You might not be able to an entire degree this way, of course.  But you can get those first two years of required coursework out of the way - and even some upper level classes.  I took all my Calculus classes, circuits classes, and even thermodynamics class at Syracuse while attending at night.  It was a lot of work to do, but not impossible.

Focusing on one class at a time made it easier to study, too, and I got very good grades as a result.

Eventually, most schools will require you to transfer to a full-time program for at least a year, in order to graduate.  This is what I did, taking a leave of absence from my job (ask, they may grant it!).

Many graduate level studies, however, allow you to obtain a degree at night, part-time.  In the Washington DC area, Georgetown, George Washington, George Mason, Catholic University, and University of Maryland, College Park, all have night programs for their law schools.  And hardly any of them could be construed as a "trade school".  The program is four years, instead of three, but involves the same classes and coursework as the three-year program and awards the same diploma.
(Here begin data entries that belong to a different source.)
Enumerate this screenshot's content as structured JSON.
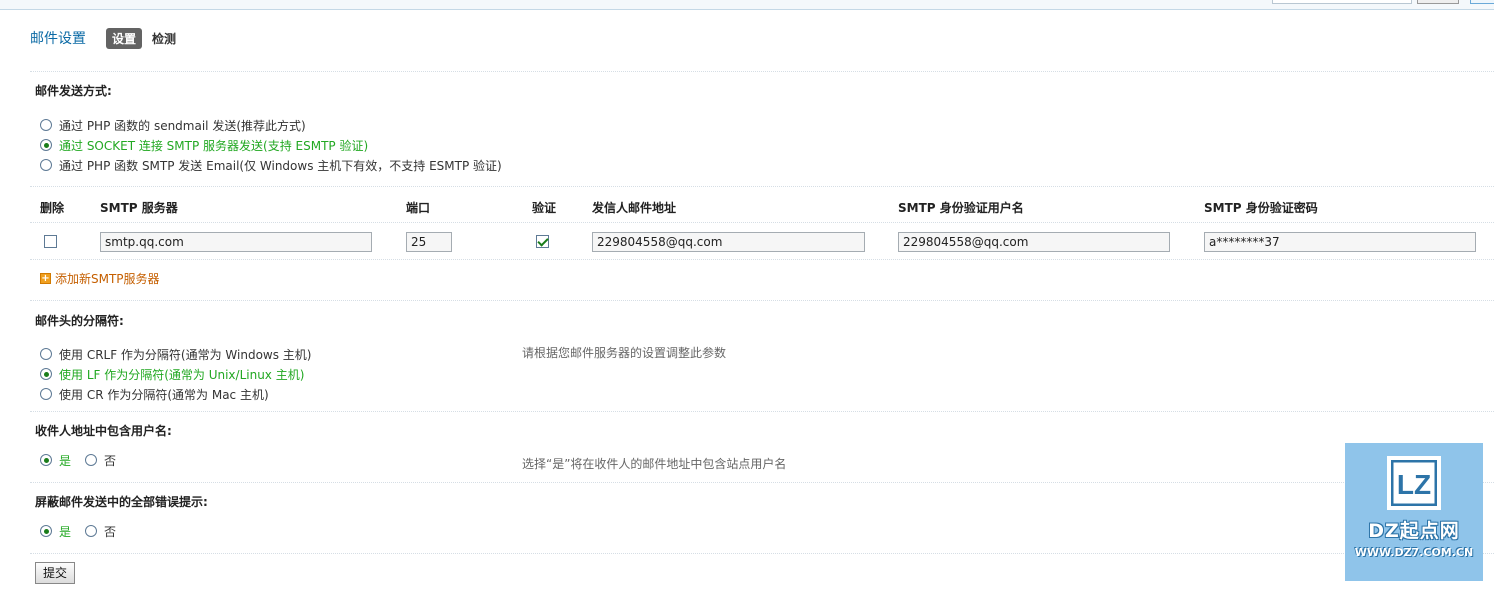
{
  "header": {
    "title": "邮件设置",
    "tabs": [
      {
        "label": "设置",
        "active": true
      },
      {
        "label": "检测",
        "active": false
      }
    ]
  },
  "send_method": {
    "label": "邮件发送方式:",
    "options": [
      {
        "label": "通过 PHP 函数的 sendmail 发送(推荐此方式)",
        "selected": false
      },
      {
        "label": "通过 SOCKET 连接 SMTP 服务器发送(支持 ESMTP 验证)",
        "selected": true
      },
      {
        "label": "通过 PHP 函数 SMTP 发送 Email(仅 Windows 主机下有效，不支持 ESMTP 验证)",
        "selected": false
      }
    ]
  },
  "smtp_table": {
    "headers": {
      "delete": "删除",
      "server": "SMTP 服务器",
      "port": "端口",
      "auth": "验证",
      "from": "发信人邮件地址",
      "username": "SMTP 身份验证用户名",
      "password": "SMTP 身份验证密码"
    },
    "rows": [
      {
        "delete_checked": false,
        "server": "smtp.qq.com",
        "port": "25",
        "auth_checked": true,
        "from": "229804558@qq.com",
        "username": "229804558@qq.com",
        "password": "a********37"
      }
    ],
    "add_label": "添加新SMTP服务器"
  },
  "separator": {
    "label": "邮件头的分隔符:",
    "hint": "请根据您邮件服务器的设置调整此参数",
    "options": [
      {
        "label": "使用 CRLF 作为分隔符(通常为 Windows 主机)",
        "selected": false
      },
      {
        "label": "使用 LF 作为分隔符(通常为 Unix/Linux 主机)",
        "selected": true
      },
      {
        "label": "使用 CR 作为分隔符(通常为 Mac 主机)",
        "selected": false
      }
    ]
  },
  "include_username": {
    "label": "收件人地址中包含用户名:",
    "hint": "选择“是”将在收件人的邮件地址中包含站点用户名",
    "yes": "是",
    "no": "否",
    "value": "yes"
  },
  "silent_errors": {
    "label": "屏蔽邮件发送中的全部错误提示:",
    "yes": "是",
    "no": "否",
    "value": "yes"
  },
  "submit_label": "提交",
  "watermark": {
    "logo": "LZ",
    "name": "DZ起点网",
    "url": "WWW.DZ7.COM.CN"
  },
  "colors": {
    "title": "#0b6aa5",
    "selected_option": "#22a822",
    "add_link": "#c55f00",
    "watermark_bg": "#8fc4ea"
  }
}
And the bonus is, you graduate with work experience and fewer student loans.

And yet, you'd be surprised at how many people will tell you that "night school" is only for people learning a trade or how to be a secretary (and there is nothing wrong with either of those careers!).  The reality is, many major universities and colleges have "back door" night programs for "returning students" or "adult students".  And as the number of young people in this country shrinks, expect to see these programs expand, not contract.
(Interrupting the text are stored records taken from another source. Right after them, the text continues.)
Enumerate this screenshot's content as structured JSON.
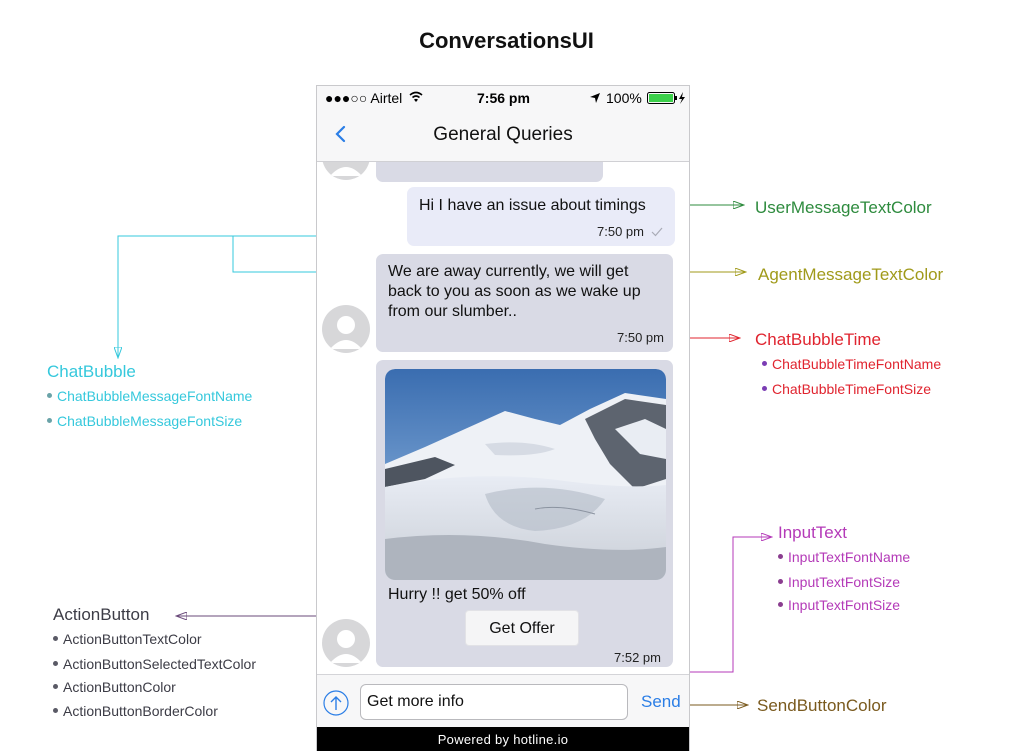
{
  "title": "ConversationsUI",
  "status_bar": {
    "carrier": "●●●○○ Airtel",
    "time": "7:56 pm",
    "battery": "100%"
  },
  "nav": {
    "title": "General Queries",
    "back_icon": "chevron-left-icon"
  },
  "messages": {
    "user_text": "Hi I have an issue about timings",
    "user_time": "7:50 pm",
    "agent_line1": "We are away currently, we will get",
    "agent_line2": "back to you as soon as we wake up",
    "agent_line3": "from our slumber..",
    "agent_time": "7:50 pm",
    "offer_text": "Hurry !! get 50% off",
    "offer_button": "Get Offer",
    "offer_time": "7:52 pm"
  },
  "input": {
    "value": "Get more info",
    "send_label": "Send",
    "upload_icon": "arrow-up-circle-icon"
  },
  "footer": "Powered by hotline.io",
  "annotations": {
    "user_message_text_color": "UserMessageTextColor",
    "agent_message_text_color": "AgentMessageTextColor",
    "chat_bubble_time": "ChatBubbleTime",
    "chat_bubble_time_items": [
      "ChatBubbleTimeFontName",
      "ChatBubbleTimeFontSize"
    ],
    "chat_bubble": "ChatBubble",
    "chat_bubble_items": [
      "ChatBubbleMessageFontName",
      "ChatBubbleMessageFontSize"
    ],
    "input_text": "InputText",
    "input_text_items": [
      "InputTextFontName",
      "InputTextFontSize",
      "InputTextFontSize"
    ],
    "action_button": "ActionButton",
    "action_button_items": [
      "ActionButtonTextColor",
      "ActionButtonSelectedTextColor",
      "ActionButtonColor",
      "ActionButtonBorderColor"
    ],
    "send_button_color": "SendButtonColor"
  },
  "colors": {
    "green": "#2e8b3e",
    "olive": "#a09a1a",
    "red": "#e0242f",
    "cyan": "#35c8dc",
    "magenta": "#b43ab8",
    "dark": "#3c3c46",
    "brown": "#7a5a1e",
    "link": "#2b7ee6"
  }
}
7.  Summer School:  I also took advantage of summer school to complete that last year of study.  It is a  great time to go to classes, as the whole school seems like it is on vacation.  Class sizes are small, and the professors seem to be in a good mood, in terms of grading.  If you are trying to "work your way through college" with a part-time job, take less of a course load during the year, and then make up for it with summer school classes.  It helps even out the course load.

Summer school was great, because most of the students were gone.  Let's face it, most college kids today are like high school kids - more interested in social grooming than in studying.   They are annoying as snot.   Summer school was a break from all that.  Teenagers smell bad, let's face it.

* * *

These are a just a few ideas, based on my own experience.  What do they all have in common?  VERY HARD WORK.  But at the time, it did not seem like a burden, and overall, I think I received a much better education - one that I valued more highly - as a result.

Our history is filled with self-made men and women, who often had to fend for themselves and make their own way in the world.  They succeeded by not giving up the first time someone said "No".

Today, many young kids are saying "I give up" because their initial plans are denied.  They can't afford Harvard, so they will stay at home smoking pot.  Sounds like they tried real hard.

The conventional, four-year path of school is really the easy way out - and one that teaches little to the student, other than how to pass exams.  You get little or no work experience or real-life experience in the standard college program.  It is, High School 2.0, as noted at the beginning of this post.

There are other ways to go about getting a college or even post-graduate degree.  And often those ways are less expensive, if not free, and more rewarding - and far more educational!

The idea that college is "unaffordable" is nonsense.  You may not want to even go.  Or you can go, and pay little or nothing or pay your way as you go. 

College, like life, is what you make of it.